What do you get when you mix a desert beetle, a pitcher plant, and a cactus? Pick the right parts and you get an extremely slippery surface with an uncanny capacity to condense and collect water, according to research reported today in the journal Nature.
The advance could be a big deal for the energy world because, when it comes to energy efficiency, condensation lies somewhere between a necessary evil and a major drag. Nuclear, coal, and thermal solar power plants, for example, require large heat exchangers to condense the steam exiting from their turbines so that they can raise a new round of hotter steam. For other devices, such as wind turbines and refrigerator coils, condensation is the first step towards energy-sapping ice formation. Continue reading →
But, upsetting as any killing of birds is, avian mortality is a downside common to many modern human creations—including buildings, highways, and powerlines. The best data on bird mortality at Ivanpah, macabre as it might be, shows the death rate to be small and likely of little ecological significance.

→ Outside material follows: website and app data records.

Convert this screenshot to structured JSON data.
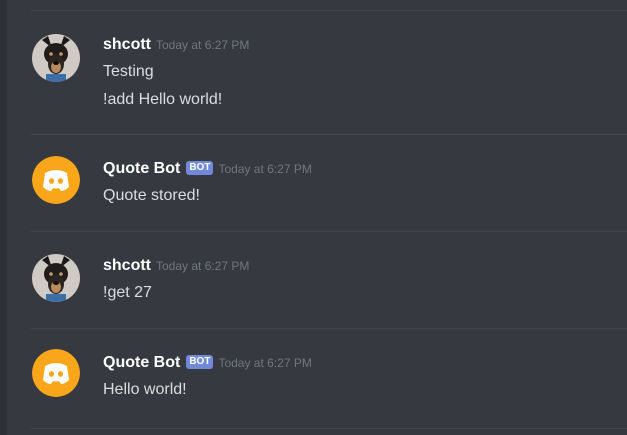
{
  "colors": {
    "background": "#36393f",
    "bot_badge": "#7289da",
    "bot_avatar": "#faa61a"
  },
  "messages": [
    {
      "username": "shcott",
      "avatar": "dog-avatar-icon",
      "timestamp": "Today at 6:27 PM",
      "lines": [
        "Testing",
        "!add Hello world!"
      ]
    },
    {
      "username": "Quote Bot",
      "badge": "BOT",
      "avatar": "discord-logo-icon",
      "timestamp": "Today at 6:27 PM",
      "lines": [
        "Quote stored!"
      ]
    },
    {
      "username": "shcott",
      "avatar": "dog-avatar-icon",
      "timestamp": "Today at 6:27 PM",
      "lines": [
        "!get 27"
      ]
    },
    {
      "username": "Quote Bot",
      "badge": "BOT",
      "avatar": "discord-logo-icon",
      "timestamp": "Today at 6:27 PM",
      "lines": [
        "Hello world!"
      ]
    }
  ]
}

Meanwhile, operational adjustments at both Ivanpah and Crescent Dunes are pushing avian impacts even further below levels that could threaten local bird populations. “The data does support a low level of avian mortalities and hopefully, through adaptive management and deterrence, it will go even lower,” says Magdalena Rodriguez, a senior environmental scientist with the California Department of Fish and Wildlife. Continue reading →
Ethnic and economic tensions may have stalled Turkey’s longstanding bid to join the European Union, but electrical circuits can be color blind. As of September the alternating current on the Turkish power grid will flow in synchrony with Continental Europe’s, according to the European Network of Transmission System Operators for Electricity (ENTSO-E), which took control of Europe’s power grids last summer.
Yesterday’s announcement means that Turkey can trade electricity with Europe and benefit from the bigger grid’s stability, in turn helping to stabilize the lines in neighboring Bulgaria and Greece. The link will run for at least one year, with power exchanges ramping up in stages.
Turkey’s integration provides hope for would-be regional developers in the Mediterranean, who face rising protectionism, ethnic tensions, and seemingly endless diplomatic bombshells from Israel and the Palestinian territories. The Middle East troubles caused the Union for the Mediterranean organized by French President Nicolas Sarkozy to delay a second summit scheduled to convene in Barcelona yesterday until November, according to the AP. Continue reading →